Lottery is a process in which a choice is made by giving everyone an equal chance to participate. It is common to find it in various situations like filling a sports team among equally competing players, placements at university or school and so on. The person who wins the lottery is awarded with a prize which may be in the form of a lump sum or it can be paid in instalments over a few years. However, the winnings are subject to tax. In addition to the prizes, there are also expenses to operate and advertise the lottery. This is why states often pay high fees to private advertising firms to boost ticket sales.
The term “lottery” has a long history, dating back to the early 16th century. It is believed to have been derived from Middle Dutch lotinge or Old French loterie, both of which mean the action of drawing lots. It was used as a form of entertainment at dinner parties during the Roman Saturnalia and later became popular in Europe, where state-sponsored lotteries were established. Prizes were typically of unequal value and tended to be small, but the popularity of these events led to an increase in the price of tickets.
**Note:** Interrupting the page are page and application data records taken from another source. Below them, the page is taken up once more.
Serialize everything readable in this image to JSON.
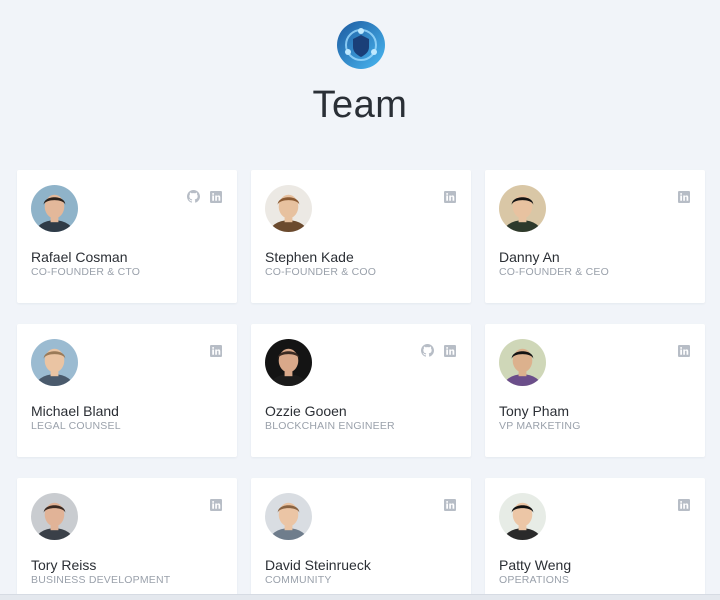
{
  "header": {
    "title": "Team"
  },
  "team": [
    {
      "name": "Rafael Cosman",
      "role": "CO-FOUNDER & CTO",
      "github": true,
      "linkedin": true,
      "skin": "#e3b89a",
      "hair": "#2b221c",
      "bg": "#8fb3c9",
      "shirt": "#2f3b47"
    },
    {
      "name": "Stephen Kade",
      "role": "CO-FOUNDER & COO",
      "github": false,
      "linkedin": true,
      "skin": "#e7c19f",
      "hair": "#8a5a33",
      "bg": "#ece9e4",
      "shirt": "#6b4a2e"
    },
    {
      "name": "Danny An",
      "role": "CO-FOUNDER & CEO",
      "github": false,
      "linkedin": true,
      "skin": "#e8c2a0",
      "hair": "#141414",
      "bg": "#d9c7a6",
      "shirt": "#2e3a2c"
    },
    {
      "name": "Michael Bland",
      "role": "LEGAL COUNSEL",
      "github": false,
      "linkedin": true,
      "skin": "#eac4a3",
      "hair": "#9a7a58",
      "bg": "#9bbbd1",
      "shirt": "#4a5a6c"
    },
    {
      "name": "Ozzie Gooen",
      "role": "BLOCKCHAIN ENGINEER",
      "github": true,
      "linkedin": true,
      "skin": "#d9a88a",
      "hair": "#3a2a22",
      "bg": "#141414",
      "shirt": "#1b1b1b"
    },
    {
      "name": "Tony Pham",
      "role": "VP MARKETING",
      "github": false,
      "linkedin": true,
      "skin": "#dcb18d",
      "hair": "#141414",
      "bg": "#cfd7b8",
      "shirt": "#6b4e8a"
    },
    {
      "name": "Tory Reiss",
      "role": "BUSINESS DEVELOPMENT",
      "github": false,
      "linkedin": true,
      "skin": "#e1b397",
      "hair": "#3b2a22",
      "bg": "#c9ccd0",
      "shirt": "#3a4048"
    },
    {
      "name": "David Steinrueck",
      "role": "COMMUNITY",
      "github": false,
      "linkedin": true,
      "skin": "#ebc5a5",
      "hair": "#8a6443",
      "bg": "#d9dde2",
      "shirt": "#6f7d8c"
    },
    {
      "name": "Patty Weng",
      "role": "OPERATIONS",
      "github": false,
      "linkedin": true,
      "skin": "#ecc6a6",
      "hair": "#111111",
      "bg": "#e7ece6",
      "shirt": "#2a2a2a"
    }
  ],
  "colors": {
    "icon": "#b7bdc6",
    "logo_dark": "#1f62a8",
    "logo_light": "#45b6f0"
  }
}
During colonial America, lotteries were an important source of revenue and were used to help fund local projects and public works. It was not uncommon for the colonial legislature to authorize a lottery in order to raise money for churches, schools, canals, roads, and military fortifications. In fact, the first Harvard and Princeton Universities were financed by lotteries in the 1740s. Lotteries were also used to finance the American Revolution and the French and Indian War.
In modern times, the lottery is still a very popular way to raise funds for state and local governments. Many people buy lottery tickets every week, hoping that they will win a huge prize. While the odds of winning are low, many people believe that there is a strategy that will improve their chances of winning. For example, they suggest that players choose numbers that are close together and avoid numbers that start or end with the same digit. Others suggest buying more tickets or playing in a group to improve their chances of winning.
While many people are attracted to the large jackpots, they must remember that each number has an equal chance of being chosen. In fact, the odds of winning a lottery are much better when the jackpot is less than the maximum payout. In addition, it is essential to buy lottery tickets from authorized retailers and not from individuals who sell them at a lower price. This is a violation of federal and international law.
The best way to win the lottery is by choosing a combination of numbers that are unlikely to appear in a future drawing. This will make it more difficult for other players to select the same combination. It is also a good idea to buy multiple tickets and keep them somewhere safe. You should also check your tickets after the drawing, and always double-check them. This will prevent you from missing out on a big prize.